And Richard Nixon, of course, the dominant presence in the book, brooding over all of them—a “brilliant and tormented man,” Perlstein writes, “struggling to forge a public language that promised mastery of the strange new angers, anxieties, and resentments wracking the nation.” The man who harnessed the furies, and found himself destroyed by them.
Nixonland is a historical narrative worth savoring—but one worth arguing with as well. Perlstein sets out to challenge what he terms “certain hegemonic narratives” of the ’60s. But, perhaps inevitably, he tends to be tougher on right-wing shibboleths—the notion that all of the era’s violence was left-wing; the idea that the media snatched away victory in Vietnam—than on liberal ones. Nixonland offers a vastly more nuanced account of how the New Deal coalition came apart than the predictable left-liberal story of noble Democrats undone by ruthless, race-baiting Republicans. (I’m looking at you, Paul Krugman.) But while Perlstein criticizes the liberal establishment for its self-satisfaction and naïveté—for believing that “if only Nixon’s people could truly see reason … their prejudices would melt away, their true interests would be recognized”—he still leaves the impression that when it came to public policy, mid-century liberalism almost always did have reason on its side.
So for instance, Nixonland nods at the skyrocketing crime statistics that made appeals to “law and order” more than just a racist code. But Perlstein is more interested in cataloging political violence than in counting up muggings and break-ins and murders, and he sometimes leaves the reader to assume that the post-1950s spike in lawlessness was an epiphenomenon of urban rioting, campus protest, and right-wing vigilantism, and that liberal misgovernment had little or nothing to do with it. Or again, marveling at the chutzpah of a Nixon campaign advertisement that juxtaposed Hubert Humphrey’s image with shots of Appalachian poverty, Perlstein writes: “Fighting poverty had been Hubert Humphrey’s greatest contribution to American public life.

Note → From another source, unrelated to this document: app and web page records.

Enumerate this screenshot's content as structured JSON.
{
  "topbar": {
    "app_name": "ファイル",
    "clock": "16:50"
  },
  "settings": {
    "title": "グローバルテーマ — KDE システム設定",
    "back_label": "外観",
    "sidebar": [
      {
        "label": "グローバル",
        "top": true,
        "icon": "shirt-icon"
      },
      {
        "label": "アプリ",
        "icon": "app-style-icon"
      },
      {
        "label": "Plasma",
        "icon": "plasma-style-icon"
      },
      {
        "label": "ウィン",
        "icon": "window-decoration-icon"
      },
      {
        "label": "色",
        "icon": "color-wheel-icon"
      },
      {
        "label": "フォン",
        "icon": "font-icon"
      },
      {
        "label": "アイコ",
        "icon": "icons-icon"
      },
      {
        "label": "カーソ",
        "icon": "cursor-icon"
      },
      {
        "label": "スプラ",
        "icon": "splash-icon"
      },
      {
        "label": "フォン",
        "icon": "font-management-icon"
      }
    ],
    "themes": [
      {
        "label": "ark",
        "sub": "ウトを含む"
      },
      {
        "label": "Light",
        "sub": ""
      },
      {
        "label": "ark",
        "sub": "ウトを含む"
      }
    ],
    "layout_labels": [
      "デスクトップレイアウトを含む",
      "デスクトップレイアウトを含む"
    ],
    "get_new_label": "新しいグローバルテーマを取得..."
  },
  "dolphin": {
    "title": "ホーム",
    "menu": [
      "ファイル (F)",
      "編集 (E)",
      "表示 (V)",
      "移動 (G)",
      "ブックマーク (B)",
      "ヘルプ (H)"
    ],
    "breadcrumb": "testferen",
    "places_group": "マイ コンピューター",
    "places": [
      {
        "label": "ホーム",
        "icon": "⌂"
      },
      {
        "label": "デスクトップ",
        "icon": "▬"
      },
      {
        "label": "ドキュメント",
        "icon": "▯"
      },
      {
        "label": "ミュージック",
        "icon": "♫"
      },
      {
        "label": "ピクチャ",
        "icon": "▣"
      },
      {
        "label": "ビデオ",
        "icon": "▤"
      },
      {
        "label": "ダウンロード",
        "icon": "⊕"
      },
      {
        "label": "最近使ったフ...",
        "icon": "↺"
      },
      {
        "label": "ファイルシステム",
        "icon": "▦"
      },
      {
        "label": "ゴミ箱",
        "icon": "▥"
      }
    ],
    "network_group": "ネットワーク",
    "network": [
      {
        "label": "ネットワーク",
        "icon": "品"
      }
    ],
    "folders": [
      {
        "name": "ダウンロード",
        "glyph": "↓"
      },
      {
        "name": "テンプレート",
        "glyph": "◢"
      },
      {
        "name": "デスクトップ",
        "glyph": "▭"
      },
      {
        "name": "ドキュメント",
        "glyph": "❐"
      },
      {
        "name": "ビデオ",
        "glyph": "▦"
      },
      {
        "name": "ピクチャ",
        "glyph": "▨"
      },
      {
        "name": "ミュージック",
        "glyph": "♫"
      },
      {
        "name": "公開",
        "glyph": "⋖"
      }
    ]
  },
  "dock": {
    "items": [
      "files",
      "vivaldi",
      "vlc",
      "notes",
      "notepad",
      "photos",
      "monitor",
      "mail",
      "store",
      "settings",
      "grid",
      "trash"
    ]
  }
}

They were attacking him at his greatest strength.” But attacking the Democrats on poverty was prescient as well as brazen: Humphrey was running as the heir to Lyndon Johnson’s martial, free-spending approach to fighting poverty, which would end up producing at-best-ambiguous results.